In your copy, include every record exactly and no pictures.

Records drawn from a dataset:
• • • •

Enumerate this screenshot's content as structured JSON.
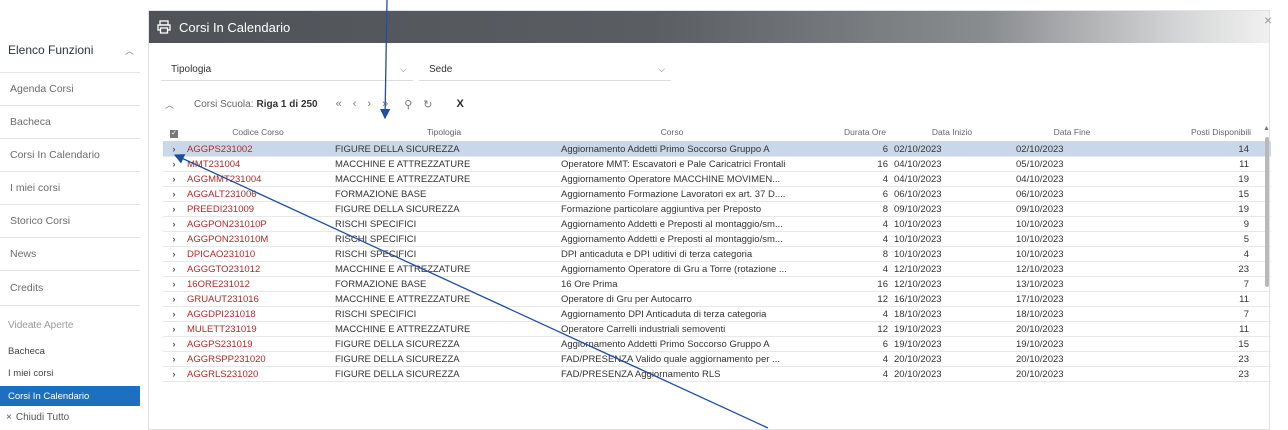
{
  "sidebar": {
    "header": "Elenco Funzioni",
    "items": [
      {
        "label": "Agenda Corsi"
      },
      {
        "label": "Bacheca"
      },
      {
        "label": "Corsi In Calendario"
      },
      {
        "label": "I miei corsi"
      },
      {
        "label": "Storico Corsi"
      },
      {
        "label": "News"
      },
      {
        "label": "Credits"
      }
    ],
    "open_title": "Videate Aperte",
    "open_items": [
      {
        "label": "Bacheca"
      },
      {
        "label": "I miei corsi"
      },
      {
        "label": "Corsi In Calendario"
      }
    ],
    "close_all": "Chiudi Tutto"
  },
  "window": {
    "title": "Corsi In Calendario",
    "close": "×"
  },
  "filters": {
    "tipologia": "Tipologia",
    "sede": "Sede"
  },
  "toolbar": {
    "label": "Corsi Scuola:",
    "position": "Riga 1 di 250"
  },
  "table": {
    "columns": [
      "Codice Corso",
      "Tipologia",
      "Corso",
      "Durata Ore",
      "Data Inizio",
      "Data Fine",
      "Posti Disponibili"
    ],
    "rows": [
      [
        "AGGPS231002",
        "FIGURE DELLA SICUREZZA",
        "Aggiornamento  Addetti Primo Soccorso Gruppo A",
        "6",
        "02/10/2023",
        "02/10/2023",
        "14"
      ],
      [
        "MMT231004",
        "MACCHINE E ATTREZZATURE",
        "Operatore MMT: Escavatori e Pale Caricatrici Frontali",
        "16",
        "04/10/2023",
        "05/10/2023",
        "11"
      ],
      [
        "AGGMMT231004",
        "MACCHINE E ATTREZZATURE",
        "Aggiornamento Operatore MACCHINE MOVIMEN...",
        "4",
        "04/10/2023",
        "04/10/2023",
        "19"
      ],
      [
        "AGGALT231006",
        "FORMAZIONE BASE",
        "Aggiornamento Formazione Lavoratori ex art. 37 D....",
        "6",
        "06/10/2023",
        "06/10/2023",
        "15"
      ],
      [
        "PREEDI231009",
        "FIGURE DELLA SICUREZZA",
        "Formazione particolare aggiuntiva per Preposto",
        "8",
        "09/10/2023",
        "09/10/2023",
        "19"
      ],
      [
        "AGGPON231010P",
        "RISCHI SPECIFICI",
        "Aggiornamento Addetti e Preposti al montaggio/sm...",
        "4",
        "10/10/2023",
        "10/10/2023",
        "9"
      ],
      [
        "AGGPON231010M",
        "RISCHI SPECIFICI",
        "Aggiornamento Addetti e Preposti al montaggio/sm...",
        "4",
        "10/10/2023",
        "10/10/2023",
        "5"
      ],
      [
        "DPICAO231010",
        "RISCHI SPECIFICI",
        "DPI anticaduta e DPI uditivi di terza categoria",
        "8",
        "10/10/2023",
        "10/10/2023",
        "4"
      ],
      [
        "AGGGTO231012",
        "MACCHINE E ATTREZZATURE",
        "Aggiornamento Operatore di Gru a Torre (rotazione ...",
        "4",
        "12/10/2023",
        "12/10/2023",
        "23"
      ],
      [
        "16ORE231012",
        "FORMAZIONE BASE",
        "16 Ore Prima",
        "16",
        "12/10/2023",
        "13/10/2023",
        "7"
      ],
      [
        "GRUAUT231016",
        "MACCHINE E ATTREZZATURE",
        "Operatore di Gru per Autocarro",
        "12",
        "16/10/2023",
        "17/10/2023",
        "11"
      ],
      [
        "AGGDPI231018",
        "RISCHI SPECIFICI",
        "Aggiornamento DPI Anticaduta di terza categoria",
        "4",
        "18/10/2023",
        "18/10/2023",
        "7"
      ],
      [
        "MULETT231019",
        "MACCHINE E ATTREZZATURE",
        "Operatore Carrelli industriali semoventi",
        "12",
        "19/10/2023",
        "20/10/2023",
        "11"
      ],
      [
        "AGGPS231019",
        "FIGURE DELLA SICUREZZA",
        "Aggiornamento  Addetti Primo Soccorso Gruppo A",
        "6",
        "19/10/2023",
        "19/10/2023",
        "15"
      ],
      [
        "AGGRSPP231020",
        "FIGURE DELLA SICUREZZA",
        "FAD/PRESENZA Valido quale aggiornamento per ...",
        "4",
        "20/10/2023",
        "20/10/2023",
        "23"
      ],
      [
        "AGGRLS231020",
        "FIGURE DELLA SICUREZZA",
        "FAD/PRESENZA Aggiornamento RLS",
        "4",
        "20/10/2023",
        "20/10/2023",
        "23"
      ]
    ],
    "selected_row": 0
  },
  "colors": {
    "accent": "#1d6fbf",
    "code_text": "#b22a2a",
    "selected_row": "#c9d8e8",
    "annotation_arrow": "#1f4fa3"
  }
}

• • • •

WRITTEN RESPONSE:
Enumerate this screenshot's content as structured JSON.
{
  "sidebar": {
    "header": "Elenco Funzioni",
    "items": [
      {
        "label": "Agenda Corsi"
      },
      {
        "label": "Bacheca"
      },
      {
        "label": "Corsi In Calendario"
      },
      {
        "label": "I miei corsi"
      },
      {
        "label": "Storico Corsi"
      },
      {
        "label": "News"
      },
      {
        "label": "Credits"
      }
    ],
    "open_title": "Videate Aperte",
    "open_items": [
      {
        "label": "Bacheca"
      },
      {
        "label": "I miei corsi"
      },
      {
        "label": "Corsi In Calendario"
      }
    ],
    "close_all": "Chiudi Tutto"
  },
  "window": {
    "title": "Corsi In Calendario",
    "close": "×"
  },
  "filters": {
    "tipologia": "Tipologia",
    "sede": "Sede"
  },
  "toolbar": {
    "label": "Corsi Scuola:",
    "position": "Riga 1 di 250"
  },
  "table": {
    "columns": [
      "Codice Corso",
      "Tipologia",
      "Corso",
      "Durata Ore",
      "Data Inizio",
      "Data Fine",
      "Posti Disponibili"
    ],
    "rows": [
      [
        "AGGPS231002",
        "FIGURE DELLA SICUREZZA",
        "Aggiornamento  Addetti Primo Soccorso Gruppo A",
        "6",
        "02/10/2023",
        "02/10/2023",
        "14"
      ],
      [
        "MMT231004",
        "MACCHINE E ATTREZZATURE",
        "Operatore MMT: Escavatori e Pale Caricatrici Frontali",
        "16",
        "04/10/2023",
        "05/10/2023",
        "11"
      ],
      [
        "AGGMMT231004",
        "MACCHINE E ATTREZZATURE",
        "Aggiornamento Operatore MACCHINE MOVIMEN...",
        "4",
        "04/10/2023",
        "04/10/2023",
        "19"
      ],
      [
        "AGGALT231006",
        "FORMAZIONE BASE",
        "Aggiornamento Formazione Lavoratori ex art. 37 D....",
        "6",
        "06/10/2023",
        "06/10/2023",
        "15"
      ],
      [
        "PREEDI231009",
        "FIGURE DELLA SICUREZZA",
        "Formazione particolare aggiuntiva per Preposto",
        "8",
        "09/10/2023",
        "09/10/2023",
        "19"
      ],
      [
        "AGGPON231010P",
        "RISCHI SPECIFICI",
        "Aggiornamento Addetti e Preposti al montaggio/sm...",
        "4",
        "10/10/2023",
        "10/10/2023",
        "9"
      ],
      [
        "AGGPON231010M",
        "RISCHI SPECIFICI",
        "Aggiornamento Addetti e Preposti al montaggio/sm...",
        "4",
        "10/10/2023",
        "10/10/2023",
        "5"
      ],
      [
        "DPICAO231010",
        "RISCHI SPECIFICI",
        "DPI anticaduta e DPI uditivi di terza categoria",
        "8",
        "10/10/2023",
        "10/10/2023",
        "4"
      ],
      [
        "AGGGTO231012",
        "MACCHINE E ATTREZZATURE",
        "Aggiornamento Operatore di Gru a Torre (rotazione ...",
        "4",
        "12/10/2023",
        "12/10/2023",
        "23"
      ],
      [
        "16ORE231012",
        "FORMAZIONE BASE",
        "16 Ore Prima",
        "16",
        "12/10/2023",
        "13/10/2023",
        "7"
      ],
      [
        "GRUAUT231016",
        "MACCHINE E ATTREZZATURE",
        "Operatore di Gru per Autocarro",
        "12",
        "16/10/2023",
        "17/10/2023",
        "11"
      ],
      [
        "AGGDPI231018",
        "RISCHI SPECIFICI",
        "Aggiornamento DPI Anticaduta di terza categoria",
        "4",
        "18/10/2023",
        "18/10/2023",
        "7"
      ],
      [
        "MULETT231019",
        "MACCHINE E ATTREZZATURE",
        "Operatore Carrelli industriali semoventi",
        "12",
        "19/10/2023",
        "20/10/2023",
        "11"
      ],
      [
        "AGGPS231019",
        "FIGURE DELLA SICUREZZA",
        "Aggiornamento  Addetti Primo Soccorso Gruppo A",
        "6",
        "19/10/2023",
        "19/10/2023",
        "15"
      ],
      [
        "AGGRSPP231020",
        "FIGURE DELLA SICUREZZA",
        "FAD/PRESENZA Valido quale aggiornamento per ...",
        "4",
        "20/10/2023",
        "20/10/2023",
        "23"
      ],
      [
        "AGGRLS231020",
        "FIGURE DELLA SICUREZZA",
        "FAD/PRESENZA Aggiornamento RLS",
        "4",
        "20/10/2023",
        "20/10/2023",
        "23"
      ]
    ],
    "selected_row": 0
  },
  "colors": {
    "accent": "#1d6fbf",
    "code_text": "#b22a2a",
    "selected_row": "#c9d8e8",
    "annotation_arrow": "#1f4fa3"
  }
}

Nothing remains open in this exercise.